EXERCISE DETAILS: Your reply should be the following data, copied exactly.

Segment Start: INFORMATION SUPPLIED

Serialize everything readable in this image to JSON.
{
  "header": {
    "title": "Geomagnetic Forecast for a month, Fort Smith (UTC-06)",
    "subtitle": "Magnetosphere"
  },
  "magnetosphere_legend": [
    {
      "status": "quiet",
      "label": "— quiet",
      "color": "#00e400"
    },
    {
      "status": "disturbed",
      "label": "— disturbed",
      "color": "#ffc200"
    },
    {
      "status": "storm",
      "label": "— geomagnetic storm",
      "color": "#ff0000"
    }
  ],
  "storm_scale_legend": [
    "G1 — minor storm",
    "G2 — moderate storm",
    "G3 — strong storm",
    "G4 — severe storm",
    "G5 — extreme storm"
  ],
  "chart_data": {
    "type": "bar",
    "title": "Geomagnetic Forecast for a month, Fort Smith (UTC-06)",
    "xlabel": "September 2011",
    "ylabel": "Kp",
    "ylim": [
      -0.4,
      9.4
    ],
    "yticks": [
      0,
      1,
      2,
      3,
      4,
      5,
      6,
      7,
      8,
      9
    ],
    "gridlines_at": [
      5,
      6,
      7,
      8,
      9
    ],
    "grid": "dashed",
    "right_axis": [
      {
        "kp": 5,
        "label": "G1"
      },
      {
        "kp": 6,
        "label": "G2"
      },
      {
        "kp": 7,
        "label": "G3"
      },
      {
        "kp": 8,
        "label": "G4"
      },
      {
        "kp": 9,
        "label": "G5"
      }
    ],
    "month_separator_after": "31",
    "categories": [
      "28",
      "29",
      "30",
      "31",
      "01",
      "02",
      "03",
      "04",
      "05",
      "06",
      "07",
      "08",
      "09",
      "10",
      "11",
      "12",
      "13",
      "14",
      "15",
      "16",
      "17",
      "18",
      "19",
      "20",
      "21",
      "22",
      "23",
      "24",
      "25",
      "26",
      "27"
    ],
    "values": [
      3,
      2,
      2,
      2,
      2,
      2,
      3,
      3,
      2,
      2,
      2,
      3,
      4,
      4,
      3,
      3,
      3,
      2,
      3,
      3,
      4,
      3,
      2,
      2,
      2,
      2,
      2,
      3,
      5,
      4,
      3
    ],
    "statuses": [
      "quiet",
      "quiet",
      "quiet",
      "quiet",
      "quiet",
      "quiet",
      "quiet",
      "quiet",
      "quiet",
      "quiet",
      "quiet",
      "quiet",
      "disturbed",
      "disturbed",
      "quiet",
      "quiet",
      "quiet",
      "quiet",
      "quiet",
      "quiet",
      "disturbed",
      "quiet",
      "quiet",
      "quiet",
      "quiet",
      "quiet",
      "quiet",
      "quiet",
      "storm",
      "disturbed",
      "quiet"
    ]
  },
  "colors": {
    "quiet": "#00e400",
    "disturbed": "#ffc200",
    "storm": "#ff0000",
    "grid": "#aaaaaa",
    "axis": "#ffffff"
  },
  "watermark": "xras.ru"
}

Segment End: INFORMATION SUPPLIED

RESPONSE:
Serialize everything readable in this image to JSON.
{
  "header": {
    "title": "Geomagnetic Forecast for a month, Fort Smith (UTC-06)",
    "subtitle": "Magnetosphere"
  },
  "magnetosphere_legend": [
    {
      "status": "quiet",
      "label": "— quiet",
      "color": "#00e400"
    },
    {
      "status": "disturbed",
      "label": "— disturbed",
      "color": "#ffc200"
    },
    {
      "status": "storm",
      "label": "— geomagnetic storm",
      "color": "#ff0000"
    }
  ],
  "storm_scale_legend": [
    "G1 — minor storm",
    "G2 — moderate storm",
    "G3 — strong storm",
    "G4 — severe storm",
    "G5 — extreme storm"
  ],
  "chart_data": {
    "type": "bar",
    "title": "Geomagnetic Forecast for a month, Fort Smith (UTC-06)",
    "xlabel": "September 2011",
    "ylabel": "Kp",
    "ylim": [
      -0.4,
      9.4
    ],
    "yticks": [
      0,
      1,
      2,
      3,
      4,
      5,
      6,
      7,
      8,
      9
    ],
    "gridlines_at": [
      5,
      6,
      7,
      8,
      9
    ],
    "grid": "dashed",
    "right_axis": [
      {
        "kp": 5,
        "label": "G1"
      },
      {
        "kp": 6,
        "label": "G2"
      },
      {
        "kp": 7,
        "label": "G3"
      },
      {
        "kp": 8,
        "label": "G4"
      },
      {
        "kp": 9,
        "label": "G5"
      }
    ],
    "month_separator_after": "31",
    "categories": [
      "28",
      "29",
      "30",
      "31",
      "01",
      "02",
      "03",
      "04",
      "05",
      "06",
      "07",
      "08",
      "09",
      "10",
      "11",
      "12",
      "13",
      "14",
      "15",
      "16",
      "17",
      "18",
      "19",
      "20",
      "21",
      "22",
      "23",
      "24",
      "25",
      "26",
      "27"
    ],
    "values": [
      3,
      2,
      2,
      2,
      2,
      2,
      3,
      3,
      2,
      2,
      2,
      3,
      4,
      4,
      3,
      3,
      3,
      2,
      3,
      3,
      4,
      3,
      2,
      2,
      2,
      2,
      2,
      3,
      5,
      4,
      3
    ],
    "statuses": [
      "quiet",
      "quiet",
      "quiet",
      "quiet",
      "quiet",
      "quiet",
      "quiet",
      "quiet",
      "quiet",
      "quiet",
      "quiet",
      "quiet",
      "disturbed",
      "disturbed",
      "quiet",
      "quiet",
      "quiet",
      "quiet",
      "quiet",
      "quiet",
      "disturbed",
      "quiet",
      "quiet",
      "quiet",
      "quiet",
      "quiet",
      "quiet",
      "quiet",
      "storm",
      "disturbed",
      "quiet"
    ]
  },
  "colors": {
    "quiet": "#00e400",
    "disturbed": "#ffc200",
    "storm": "#ff0000",
    "grid": "#aaaaaa",
    "axis": "#ffffff"
  },
  "watermark": "xras.ru"
}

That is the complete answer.